Six days after George Floyd’s death, Ahmed Abebe and some friends joined a protest marching towards Interstate 35W in Minneapolis. “I’ve been a resident of Minnesota my whole life. I’m a black man,” said 25-year-old Abebe. “So going out to the protests was something that was meaningful to me—something that hits me straight to the core.”
Just after the 8 p.m. curfew, a swarm of city cops, state troopers, and National Guardsmen surrounded the group of 150 peaceful protesters on four sides. Using tear gas, flash grenades, and rubber bullets, the officers corralled the protesters into a parking lot, ordered them to lie on the ground, and informed them over a loudspeaker that they were being arrested.
“That was my ‘Oh shit’ moment,” remembers Abebe, whose name has been changed to protect his privacy. Over the next few hours, they were zip-tied one by one and brought to police vans and buses, which took them to the Hennepin County Jail.
While the protests have died down in Minneapolis, their effects linger: According to data from the Minneapolis City Attorney’s Office, more than 500 people still face charges from the days of unrest after Floyd’s death.
A fraction of those are felonies. The Hennepin County Attorney’s Office is prosecuting roughly 15 people—mostly for alleged burglaries from businesses including Foot Locker, AT&T, and Target. (Critics note that the same office didn’t charge three cops at the scene of Floyd’s death.) The US Attorney’s Office has so far charged 13 people with federal offenses, including three men for allegedly burning down the city’s Third Police Precinct.
But the vast majority of the cases involve people peacefully protesting after curfew. Abebe is among 493 people, many of whom are young Black and brown Minneapolis residents, faced with charges of violating the executive curfew order or unlawful assembly—nonviolent misdemeanors punishable by 90 days in jail or a $1,000 fine.
“People are having to face having this charge be something that can be searched out about them by potential employers or schools,” said Jared Mollenkof, a public defender in Hennepin County who is on the board of the Minnesota Freedom Fund, which raised millions to bail out protesters during the unrest.
Minneapolis stands in stark contrast with neighboring St. Paul, where City Attorney Lyndsey Olsen decided to dismiss cases against protesters who weren’t violent or threatening “in the interest of justice,” according to a statement.
As he sat zip-tied, Abebe thought of his parents, refugees from Ethiopia who “put us here to have a better life than they did growing up,” he said. Abebe recently graduated from a master’s program and started his first job, on the tech team at a healthcare company. “I’m definitely very, very scared about what could possibly happen if this gets on my record” he said. “I don’t want something like this to ruin my chances of a dream job.”
Deondre Moore, a 25-year-old HIV activist among the arrestees who traveled from Beaumont, Texas, to participate in the protests, thought of his mother. She’d been watching the evening’s events unfold on his Facebook Live feed. “I’m a mama’s boy,” said Moore. “So I kept thinking, ‘Oh, mom—she’s gonna be so scared for me.”

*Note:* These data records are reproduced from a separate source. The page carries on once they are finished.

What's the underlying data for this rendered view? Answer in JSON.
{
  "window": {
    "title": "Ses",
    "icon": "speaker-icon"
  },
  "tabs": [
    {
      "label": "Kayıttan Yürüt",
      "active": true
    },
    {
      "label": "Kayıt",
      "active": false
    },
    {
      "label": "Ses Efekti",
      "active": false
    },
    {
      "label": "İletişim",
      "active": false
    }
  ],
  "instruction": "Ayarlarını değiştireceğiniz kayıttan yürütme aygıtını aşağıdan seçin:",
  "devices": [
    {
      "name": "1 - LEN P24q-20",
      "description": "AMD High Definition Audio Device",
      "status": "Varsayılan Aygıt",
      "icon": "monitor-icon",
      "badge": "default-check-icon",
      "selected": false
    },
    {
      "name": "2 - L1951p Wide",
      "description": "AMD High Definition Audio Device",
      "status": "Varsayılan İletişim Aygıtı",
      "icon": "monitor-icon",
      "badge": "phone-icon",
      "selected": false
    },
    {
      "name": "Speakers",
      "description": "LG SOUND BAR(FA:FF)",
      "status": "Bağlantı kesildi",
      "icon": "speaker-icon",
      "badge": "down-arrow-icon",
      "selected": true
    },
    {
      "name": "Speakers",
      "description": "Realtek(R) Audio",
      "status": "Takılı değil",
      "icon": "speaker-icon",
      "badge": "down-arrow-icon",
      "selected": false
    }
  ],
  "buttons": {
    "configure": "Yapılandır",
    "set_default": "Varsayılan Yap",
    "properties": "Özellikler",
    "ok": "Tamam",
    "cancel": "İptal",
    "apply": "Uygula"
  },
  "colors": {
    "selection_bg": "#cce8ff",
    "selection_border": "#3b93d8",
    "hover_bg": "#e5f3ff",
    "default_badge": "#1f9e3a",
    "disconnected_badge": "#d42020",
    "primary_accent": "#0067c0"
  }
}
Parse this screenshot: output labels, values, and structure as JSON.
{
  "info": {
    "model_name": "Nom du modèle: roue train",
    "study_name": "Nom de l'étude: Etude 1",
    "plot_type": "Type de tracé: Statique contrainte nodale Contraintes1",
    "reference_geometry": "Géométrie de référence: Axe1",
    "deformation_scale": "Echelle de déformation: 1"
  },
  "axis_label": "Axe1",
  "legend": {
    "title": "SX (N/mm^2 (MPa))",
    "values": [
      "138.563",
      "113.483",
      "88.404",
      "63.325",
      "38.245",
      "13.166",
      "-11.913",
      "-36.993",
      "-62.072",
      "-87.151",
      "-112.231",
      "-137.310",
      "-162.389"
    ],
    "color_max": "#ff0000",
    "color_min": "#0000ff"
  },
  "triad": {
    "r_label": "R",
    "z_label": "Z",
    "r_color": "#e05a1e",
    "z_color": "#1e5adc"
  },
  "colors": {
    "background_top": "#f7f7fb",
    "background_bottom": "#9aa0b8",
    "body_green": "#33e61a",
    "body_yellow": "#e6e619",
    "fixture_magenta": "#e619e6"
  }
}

Another arrestee, a physician, said he was protesting not just Floyd’s death, but gaping healthcare disparities across the country. He works at the Hennepin County Medical Center, where Floyd was pronounced dead. “Minneapolis prides itself on being a liberal city,” he said. “My experience here is that’s not so true—especially working at the county hospital and seeing a lot of the inequities tragically play out time and time again.”
Outside the jail, in the wee hours of June 1, officers called protesters off the buses one by one, served them with their citations, and released them. “It was clear that there was a lot of confusion” among officers, says Dan Bellandi, a 44-year-old software engineer among the arrestees. “I heard them asking, ‘What are we charging them with? Is it just the one number or is it two numbers?’” Indeed, the citations varied among the five protesters I spoke to from that night: some were charged with both violating curfew and unlawful assembly, others just with violating curfew.
The Minneapolis City Attorney’s Office is “considering dismissing cases where there is no violence or other egregious conduct,” a spokesperson told me. But in the meantime, says Mollenkof, the criminal defense lawyer, “it ends up taking up a lot of emotional energy and resources to deal with having the power of the state marshaled against you.”
Indeed, arrestees have convened regularly in a Minneapolis park to strategize how to get legal fees covered and charges dropped. “This is part of the silencing,” said arrestee Metadel Lee, a junior in college spearheading the organizing efforts. “This is just part of the system that keeps us from actually making sure that we live in a more equitable society.”
Over the phone recently, Abebe admitted that the charges had been hanging over him ever since that night in May. “I’ve worked really hard all my life to try to stand up for what’s right,” he said. He noted that the charges are an example of the very thing he was protesting: police overreaction and inequities in the criminal justice system. “It’s very ironic, isn’t it?”